177v. Advanced Theatrical Singing. (1h) Development of advanced theatrical singing technique and performance of musical theatre repertoire. Limited to eight students. Two hours per week; may be repeated. P—MUS 168v or POI.

190. Diction for Singers. (1.5h) Study of articulation in singing, with emphasis on modification of English; pronunciation of Italian, German, and French. Development of articulatory and aural
skills with use of the international phonetic alphabet. Individual performance and coaching in class. (Two hours per week.) May not be repeated for credit.

262. Individual Instruction. (1.5h) One one-hour lesson per week.

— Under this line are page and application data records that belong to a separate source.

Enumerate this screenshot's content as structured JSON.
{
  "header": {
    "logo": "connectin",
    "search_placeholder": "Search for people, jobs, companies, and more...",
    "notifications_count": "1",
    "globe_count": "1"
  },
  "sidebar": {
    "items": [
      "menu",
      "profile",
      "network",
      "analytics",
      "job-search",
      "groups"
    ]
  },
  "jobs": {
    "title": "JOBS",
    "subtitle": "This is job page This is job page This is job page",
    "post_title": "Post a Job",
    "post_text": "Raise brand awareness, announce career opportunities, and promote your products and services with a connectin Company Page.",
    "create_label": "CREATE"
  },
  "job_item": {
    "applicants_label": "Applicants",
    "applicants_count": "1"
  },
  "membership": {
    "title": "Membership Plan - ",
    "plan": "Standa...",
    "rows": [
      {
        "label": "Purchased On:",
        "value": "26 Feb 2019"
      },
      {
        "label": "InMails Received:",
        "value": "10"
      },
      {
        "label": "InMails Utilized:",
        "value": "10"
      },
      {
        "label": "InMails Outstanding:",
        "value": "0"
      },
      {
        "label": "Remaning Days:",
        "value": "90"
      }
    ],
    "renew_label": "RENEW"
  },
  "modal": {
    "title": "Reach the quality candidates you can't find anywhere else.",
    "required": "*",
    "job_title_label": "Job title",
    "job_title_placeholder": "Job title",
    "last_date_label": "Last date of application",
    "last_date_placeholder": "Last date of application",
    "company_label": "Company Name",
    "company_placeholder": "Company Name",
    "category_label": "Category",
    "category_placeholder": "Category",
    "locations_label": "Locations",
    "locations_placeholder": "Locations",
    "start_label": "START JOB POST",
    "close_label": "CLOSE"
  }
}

Fulfills the individual instruction requirements for the major in music performance. May be repeated for credit. P—Two hours of MUS 161 and/or 162, plus successful completion of the audition for the major in musical performance, and POI.

362. Senior Recital. (3h) Preparation and public performance of a recital. Fulfills the individual instruction requirements for the major in music performance. To be taken only during the senior year. A student may not receive credit for both MUS 362 and 363. A student may not enroll in MUS 262 and 362 in the same semester. May not be repeated for credit. P—Two semesters of MUS 262 and POI.
363. Senior Honors Recital. (3h) Preparation and public performance of a recital at the honors level. Fulfills the individual instruction requirements for the major in music performance. To be taken only during the senior year. A student may not receive credit for both MUS 362 and 363. A student may not enroll in MUS 262 and 363 in the same semester. May not be repeated for credit. P—Faculty selection for honors in music.